(Listed records begins)

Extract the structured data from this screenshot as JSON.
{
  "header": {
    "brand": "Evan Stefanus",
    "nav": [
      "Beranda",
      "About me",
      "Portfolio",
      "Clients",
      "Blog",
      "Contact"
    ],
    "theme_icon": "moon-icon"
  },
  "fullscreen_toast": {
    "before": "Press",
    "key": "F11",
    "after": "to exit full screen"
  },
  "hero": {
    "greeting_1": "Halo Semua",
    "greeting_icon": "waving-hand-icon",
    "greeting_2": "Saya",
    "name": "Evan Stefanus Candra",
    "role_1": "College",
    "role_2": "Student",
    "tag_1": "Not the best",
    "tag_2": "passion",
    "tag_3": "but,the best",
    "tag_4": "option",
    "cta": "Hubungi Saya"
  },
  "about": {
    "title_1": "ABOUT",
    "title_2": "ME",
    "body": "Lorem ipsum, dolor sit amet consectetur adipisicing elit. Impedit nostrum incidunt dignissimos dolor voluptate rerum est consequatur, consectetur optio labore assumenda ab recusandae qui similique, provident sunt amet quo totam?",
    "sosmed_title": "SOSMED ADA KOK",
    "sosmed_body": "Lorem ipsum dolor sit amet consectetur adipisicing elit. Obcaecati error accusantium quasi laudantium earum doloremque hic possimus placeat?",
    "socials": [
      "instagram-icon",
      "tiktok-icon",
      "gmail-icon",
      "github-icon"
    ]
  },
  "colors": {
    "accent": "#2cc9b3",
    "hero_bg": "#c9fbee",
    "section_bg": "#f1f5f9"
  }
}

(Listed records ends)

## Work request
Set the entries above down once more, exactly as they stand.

## Problem solution
Extract the structured data from this screenshot as JSON.
{
  "header": {
    "brand": "Evan Stefanus",
    "nav": [
      "Beranda",
      "About me",
      "Portfolio",
      "Clients",
      "Blog",
      "Contact"
    ],
    "theme_icon": "moon-icon"
  },
  "fullscreen_toast": {
    "before": "Press",
    "key": "F11",
    "after": "to exit full screen"
  },
  "hero": {
    "greeting_1": "Halo Semua",
    "greeting_icon": "waving-hand-icon",
    "greeting_2": "Saya",
    "name": "Evan Stefanus Candra",
    "role_1": "College",
    "role_2": "Student",
    "tag_1": "Not the best",
    "tag_2": "passion",
    "tag_3": "but,the best",
    "tag_4": "option",
    "cta": "Hubungi Saya"
  },
  "about": {
    "title_1": "ABOUT",
    "title_2": "ME",
    "body": "Lorem ipsum, dolor sit amet consectetur adipisicing elit. Impedit nostrum incidunt dignissimos dolor voluptate rerum est consequatur, consectetur optio labore assumenda ab recusandae qui similique, provident sunt amet quo totam?",
    "sosmed_title": "SOSMED ADA KOK",
    "sosmed_body": "Lorem ipsum dolor sit amet consectetur adipisicing elit. Obcaecati error accusantium quasi laudantium earum doloremque hic possimus placeat?",
    "socials": [
      "instagram-icon",
      "tiktok-icon",
      "gmail-icon",
      "github-icon"
    ]
  },
  "colors": {
    "accent": "#2cc9b3",
    "hero_bg": "#c9fbee",
    "section_bg": "#f1f5f9"
  }
}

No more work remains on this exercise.